Yet, while many view Feijóo as more centrist than his predecessor, at the regional level far-right Vox have entered into a regional government coalition with PP in Castilla y León.

With important regional elections looming in Andalusia in June, and a general election further down the line in December 2023, it remains unclear if PP would be forced to rely on Vox to overcome PSOE’s thin polling advantage and form a national government.

Crucially, PP’s recent rise has not chipped away at Vox’s polling numbers. According to the CIS, Vox’s polling numbers grew from 14.8 percent in April to 16.6 percent in May, and with centrist Cuidadanos all but electorally wiped out, hovering around 2 or 3 percent all year, and the far-left, junior coalition partner Podemos falling further in the polls, to below 10 percent, the CIS estimate a higher probability of a right-wing PP-Vox (45 percent) than they do a PSOE-Podemos (39.9 percent) government.

With Vox now firmly established as Spain’s third political party and already on the offensive in Castilla y Leon’s regional government – including its Minister of Industry, Commerce and Employment in the assembly recently declaring war against “the virus of communism” – all eyes will be on the upcoming Andalusian regional elections to see if PP is again forced to rely on Vox members to form a government.

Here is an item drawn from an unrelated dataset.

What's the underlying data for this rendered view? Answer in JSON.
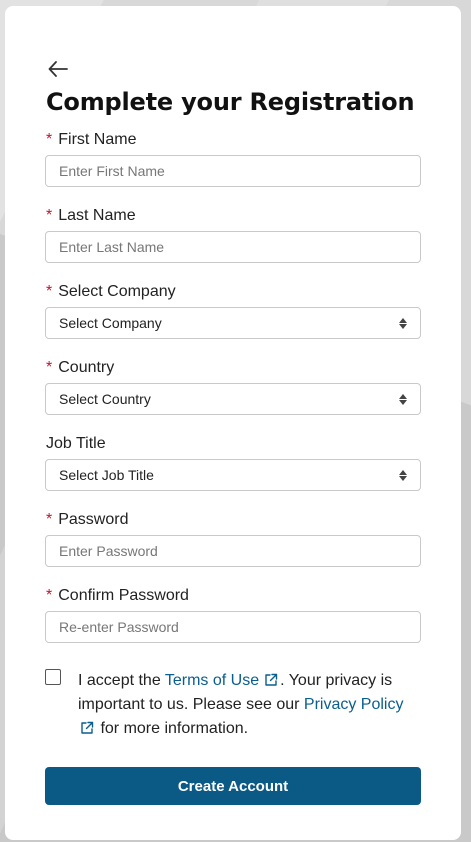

Vox’s anti-immigrant, anti-Islam, climate-sceptic populist policy programme is controversial, and the prospect of them as junior coalition partner in a national government would be an abrupt change from a government that wants to introduce menstrual leave and provide financial aid to renters.

Their entry into government at the regional level in Castilla y León was the first time they have officially entered into an executive, at any level, although PP have relied on Vox votes in regional assemblies in both Murcia and Andalusia in the past.

READ ALSO: Spanish cabinet approves paid ‘menstrual leave’

Whereas under Casado’s leadership PP were often forced rightward on cultural issues in an effort to stop Vox shaving away at their core electoral base, under Feijóo the future is less clear. Although Feijóo is considered more centrist than his predecessor, Vox’s steady rise since its emergence into Spanish politics since 2014 worries many on the left and centre, particularly as it has now officially entered into government at the regional level.

Yet, Feijóo seems keen to draw some distinction between the two parties. “The leaders of Vox cannot prove experience in management [of the country] because they do not have it, [and] it seems that they do not like the European Union… the State of Autonomies does not satisfy them either,” he said this week, but did recognise their electoral gains as “obvious.”

“The difference between Vox and the PP,” he continued, “is that a good part of Vox leaders came from the PP and left the common home.”

“We are very interested in those votes that those leaders have because they were votes that the PP had. And, as you will understand, we are here to win,” he added.

What exactly that means for the future political makeup of La Moncloa – whether Feijóo intends to win back those votes for PP or keep them in the ‘common home’ and work with Vox in coalition – remains unclear.

With the Sánchez-led coalition having had almost its entire term swallowed up by the global pandemic, then war in Europe, and now a cost of living and inflation crisis, it seems likely the left could lose the next general election and the Spanish right will return to power.

What remains to be seen, however, is whether that means a PP government or a PP-Vox coalition and the prospect of the far-right in government. All eyes will be on Andalusia in June to see how Feijóo pivots his party as it looks ahead to general elections next year. 

READ ALSO: What a Vox government could mean for foreigners in Spain